**Task item:** Output the data in full. Keep every entry exactly as written.

**Data for this task:**
+--
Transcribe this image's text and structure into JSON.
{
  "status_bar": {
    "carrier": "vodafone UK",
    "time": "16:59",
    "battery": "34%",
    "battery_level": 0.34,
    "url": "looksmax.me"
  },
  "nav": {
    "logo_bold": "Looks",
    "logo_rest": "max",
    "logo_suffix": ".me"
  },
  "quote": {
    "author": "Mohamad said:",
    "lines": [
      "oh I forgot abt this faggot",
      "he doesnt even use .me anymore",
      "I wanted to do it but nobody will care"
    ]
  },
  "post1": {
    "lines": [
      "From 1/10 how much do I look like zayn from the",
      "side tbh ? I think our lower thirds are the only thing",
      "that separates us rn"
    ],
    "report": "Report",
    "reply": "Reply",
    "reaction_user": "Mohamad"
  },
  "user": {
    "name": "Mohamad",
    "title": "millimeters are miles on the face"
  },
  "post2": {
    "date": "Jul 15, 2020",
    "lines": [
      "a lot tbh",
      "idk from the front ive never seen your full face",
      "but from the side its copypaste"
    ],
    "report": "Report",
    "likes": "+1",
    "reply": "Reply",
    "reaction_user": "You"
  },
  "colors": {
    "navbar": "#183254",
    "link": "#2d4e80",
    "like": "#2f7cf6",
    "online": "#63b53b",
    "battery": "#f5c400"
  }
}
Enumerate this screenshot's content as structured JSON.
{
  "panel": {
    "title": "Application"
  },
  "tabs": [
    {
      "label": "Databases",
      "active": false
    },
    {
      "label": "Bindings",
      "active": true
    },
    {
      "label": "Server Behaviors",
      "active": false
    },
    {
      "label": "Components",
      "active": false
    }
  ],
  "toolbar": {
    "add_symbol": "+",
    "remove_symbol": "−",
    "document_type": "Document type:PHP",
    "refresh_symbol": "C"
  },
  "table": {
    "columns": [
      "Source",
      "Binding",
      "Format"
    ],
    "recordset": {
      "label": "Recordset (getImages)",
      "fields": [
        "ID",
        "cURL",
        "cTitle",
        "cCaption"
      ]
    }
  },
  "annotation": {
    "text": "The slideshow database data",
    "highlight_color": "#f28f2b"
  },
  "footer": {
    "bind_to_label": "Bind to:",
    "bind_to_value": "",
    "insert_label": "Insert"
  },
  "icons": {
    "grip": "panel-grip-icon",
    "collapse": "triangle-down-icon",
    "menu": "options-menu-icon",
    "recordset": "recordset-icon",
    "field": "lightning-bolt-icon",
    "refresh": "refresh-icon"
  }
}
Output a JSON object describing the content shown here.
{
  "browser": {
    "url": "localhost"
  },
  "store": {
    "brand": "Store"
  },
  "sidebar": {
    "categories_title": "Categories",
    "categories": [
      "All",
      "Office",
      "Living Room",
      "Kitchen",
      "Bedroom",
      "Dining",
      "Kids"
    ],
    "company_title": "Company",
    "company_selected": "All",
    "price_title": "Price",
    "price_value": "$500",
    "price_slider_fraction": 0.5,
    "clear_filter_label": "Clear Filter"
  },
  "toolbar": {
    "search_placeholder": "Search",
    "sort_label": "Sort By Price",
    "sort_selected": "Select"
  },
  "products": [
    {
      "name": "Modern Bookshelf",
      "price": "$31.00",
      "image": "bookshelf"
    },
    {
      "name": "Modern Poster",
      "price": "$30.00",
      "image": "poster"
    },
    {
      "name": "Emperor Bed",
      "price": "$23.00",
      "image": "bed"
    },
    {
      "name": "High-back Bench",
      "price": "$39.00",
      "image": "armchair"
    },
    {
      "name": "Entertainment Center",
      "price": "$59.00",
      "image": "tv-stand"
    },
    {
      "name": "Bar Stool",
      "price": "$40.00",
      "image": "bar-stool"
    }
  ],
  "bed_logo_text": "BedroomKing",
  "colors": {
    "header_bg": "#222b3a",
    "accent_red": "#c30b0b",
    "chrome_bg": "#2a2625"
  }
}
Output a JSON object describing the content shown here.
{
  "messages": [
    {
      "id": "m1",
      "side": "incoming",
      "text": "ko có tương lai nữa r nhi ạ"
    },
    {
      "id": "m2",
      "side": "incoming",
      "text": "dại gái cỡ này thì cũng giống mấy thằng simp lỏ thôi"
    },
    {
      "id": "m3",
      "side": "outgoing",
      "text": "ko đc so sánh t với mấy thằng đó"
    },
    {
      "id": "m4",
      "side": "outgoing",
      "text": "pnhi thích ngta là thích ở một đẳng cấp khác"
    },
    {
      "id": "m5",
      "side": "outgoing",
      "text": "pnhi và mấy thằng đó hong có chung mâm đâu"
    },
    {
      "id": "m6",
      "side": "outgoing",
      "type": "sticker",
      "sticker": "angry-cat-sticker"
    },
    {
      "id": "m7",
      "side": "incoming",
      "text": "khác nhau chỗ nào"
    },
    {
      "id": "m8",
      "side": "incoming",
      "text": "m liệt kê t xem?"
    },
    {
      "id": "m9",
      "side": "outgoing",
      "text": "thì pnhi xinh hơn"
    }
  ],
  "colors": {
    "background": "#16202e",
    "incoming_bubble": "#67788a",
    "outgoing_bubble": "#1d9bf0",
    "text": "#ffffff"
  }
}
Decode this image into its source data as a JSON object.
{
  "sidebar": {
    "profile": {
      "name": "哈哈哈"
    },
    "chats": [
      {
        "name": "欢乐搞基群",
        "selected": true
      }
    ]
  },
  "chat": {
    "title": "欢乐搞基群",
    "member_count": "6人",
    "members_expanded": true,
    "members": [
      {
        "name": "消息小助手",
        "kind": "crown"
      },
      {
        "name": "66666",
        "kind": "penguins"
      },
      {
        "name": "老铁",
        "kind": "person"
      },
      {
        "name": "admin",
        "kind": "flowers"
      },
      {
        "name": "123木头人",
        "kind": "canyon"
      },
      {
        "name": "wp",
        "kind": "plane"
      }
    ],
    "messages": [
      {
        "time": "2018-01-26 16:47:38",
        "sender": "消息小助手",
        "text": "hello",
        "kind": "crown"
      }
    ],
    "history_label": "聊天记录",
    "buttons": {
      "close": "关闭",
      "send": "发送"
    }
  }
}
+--
**Result of the exercise:**
Transcribe this image's text and structure into JSON.
{
  "status_bar": {
    "carrier": "vodafone UK",
    "time": "16:59",
    "battery": "34%",
    "battery_level": 0.34,
    "url": "looksmax.me"
  },
  "nav": {
    "logo_bold": "Looks",
    "logo_rest": "max",
    "logo_suffix": ".me"
  },
  "quote": {
    "author": "Mohamad said:",
    "lines": [
      "oh I forgot abt this faggot",
      "he doesnt even use .me anymore",
      "I wanted to do it but nobody will care"
    ]
  },
  "post1": {
    "lines": [
      "From 1/10 how much do I look like zayn from the",
      "side tbh ? I think our lower thirds are the only thing",
      "that separates us rn"
    ],
    "report": "Report",
    "reply": "Reply",
    "reaction_user": "Mohamad"
  },
  "user": {
    "name": "Mohamad",
    "title": "millimeters are miles on the face"
  },
  "post2": {
    "date": "Jul 15, 2020",
    "lines": [
      "a lot tbh",
      "idk from the front ive never seen your full face",
      "but from the side its copypaste"
    ],
    "report": "Report",
    "likes": "+1",
    "reply": "Reply",
    "reaction_user": "You"
  },
  "colors": {
    "navbar": "#183254",
    "link": "#2d4e80",
    "like": "#2f7cf6",
    "online": "#63b53b",
    "battery": "#f5c400"
  }
}
Enumerate this screenshot's content as structured JSON.
{
  "panel": {
    "title": "Application"
  },
  "tabs": [
    {
      "label": "Databases",
      "active": false
    },
    {
      "label": "Bindings",
      "active": true
    },
    {
      "label": "Server Behaviors",
      "active": false
    },
    {
      "label": "Components",
      "active": false
    }
  ],
  "toolbar": {
    "add_symbol": "+",
    "remove_symbol": "−",
    "document_type": "Document type:PHP",
    "refresh_symbol": "C"
  },
  "table": {
    "columns": [
      "Source",
      "Binding",
      "Format"
    ],
    "recordset": {
      "label": "Recordset (getImages)",
      "fields": [
        "ID",
        "cURL",
        "cTitle",
        "cCaption"
      ]
    }
  },
  "annotation": {
    "text": "The slideshow database data",
    "highlight_color": "#f28f2b"
  },
  "footer": {
    "bind_to_label": "Bind to:",
    "bind_to_value": "",
    "insert_label": "Insert"
  },
  "icons": {
    "grip": "panel-grip-icon",
    "collapse": "triangle-down-icon",
    "menu": "options-menu-icon",
    "recordset": "recordset-icon",
    "field": "lightning-bolt-icon",
    "refresh": "refresh-icon"
  }
}
Output a JSON object describing the content shown here.
{
  "browser": {
    "url": "localhost"
  },
  "store": {
    "brand": "Store"
  },
  "sidebar": {
    "categories_title": "Categories",
    "categories": [
      "All",
      "Office",
      "Living Room",
      "Kitchen",
      "Bedroom",
      "Dining",
      "Kids"
    ],
    "company_title": "Company",
    "company_selected": "All",
    "price_title": "Price",
    "price_value": "$500",
    "price_slider_fraction": 0.5,
    "clear_filter_label": "Clear Filter"
  },
  "toolbar": {
    "search_placeholder": "Search",
    "sort_label": "Sort By Price",
    "sort_selected": "Select"
  },
  "products": [
    {
      "name": "Modern Bookshelf",
      "price": "$31.00",
      "image": "bookshelf"
    },
    {
      "name": "Modern Poster",
      "price": "$30.00",
      "image": "poster"
    },
    {
      "name": "Emperor Bed",
      "price": "$23.00",
      "image": "bed"
    },
    {
      "name": "High-back Bench",
      "price": "$39.00",
      "image": "armchair"
    },
    {
      "name": "Entertainment Center",
      "price": "$59.00",
      "image": "tv-stand"
    },
    {
      "name": "Bar Stool",
      "price": "$40.00",
      "image": "bar-stool"
    }
  ],
  "bed_logo_text": "BedroomKing",
  "colors": {
    "header_bg": "#222b3a",
    "accent_red": "#c30b0b",
    "chrome_bg": "#2a2625"
  }
}
Output a JSON object describing the content shown here.
{
  "messages": [
    {
      "id": "m1",
      "side": "incoming",
      "text": "ko có tương lai nữa r nhi ạ"
    },
    {
      "id": "m2",
      "side": "incoming",
      "text": "dại gái cỡ này thì cũng giống mấy thằng simp lỏ thôi"
    },
    {
      "id": "m3",
      "side": "outgoing",
      "text": "ko đc so sánh t với mấy thằng đó"
    },
    {
      "id": "m4",
      "side": "outgoing",
      "text": "pnhi thích ngta là thích ở một đẳng cấp khác"
    },
    {
      "id": "m5",
      "side": "outgoing",
      "text": "pnhi và mấy thằng đó hong có chung mâm đâu"
    },
    {
      "id": "m6",
      "side": "outgoing",
      "type": "sticker",
      "sticker": "angry-cat-sticker"
    },
    {
      "id": "m7",
      "side": "incoming",
      "text": "khác nhau chỗ nào"
    },
    {
      "id": "m8",
      "side": "incoming",
      "text": "m liệt kê t xem?"
    },
    {
      "id": "m9",
      "side": "outgoing",
      "text": "thì pnhi xinh hơn"
    }
  ],
  "colors": {
    "background": "#16202e",
    "incoming_bubble": "#67788a",
    "outgoing_bubble": "#1d9bf0",
    "text": "#ffffff"
  }
}
Decode this image into its source data as a JSON object.
{
  "sidebar": {
    "profile": {
      "name": "哈哈哈"
    },
    "chats": [
      {
        "name": "欢乐搞基群",
        "selected": true
      }
    ]
  },
  "chat": {
    "title": "欢乐搞基群",
    "member_count": "6人",
    "members_expanded": true,
    "members": [
      {
        "name": "消息小助手",
        "kind": "crown"
      },
      {
        "name": "66666",
        "kind": "penguins"
      },
      {
        "name": "老铁",
        "kind": "person"
      },
      {
        "name": "admin",
        "kind": "flowers"
      },
      {
        "name": "123木头人",
        "kind": "canyon"
      },
      {
        "name": "wp",
        "kind": "plane"
      }
    ],
    "messages": [
      {
        "time": "2018-01-26 16:47:38",
        "sender": "消息小助手",
        "text": "hello",
        "kind": "crown"
      }
    ],
    "history_label": "聊天记录",
    "buttons": {
      "close": "关闭",
      "send": "发送"
    }
  }
}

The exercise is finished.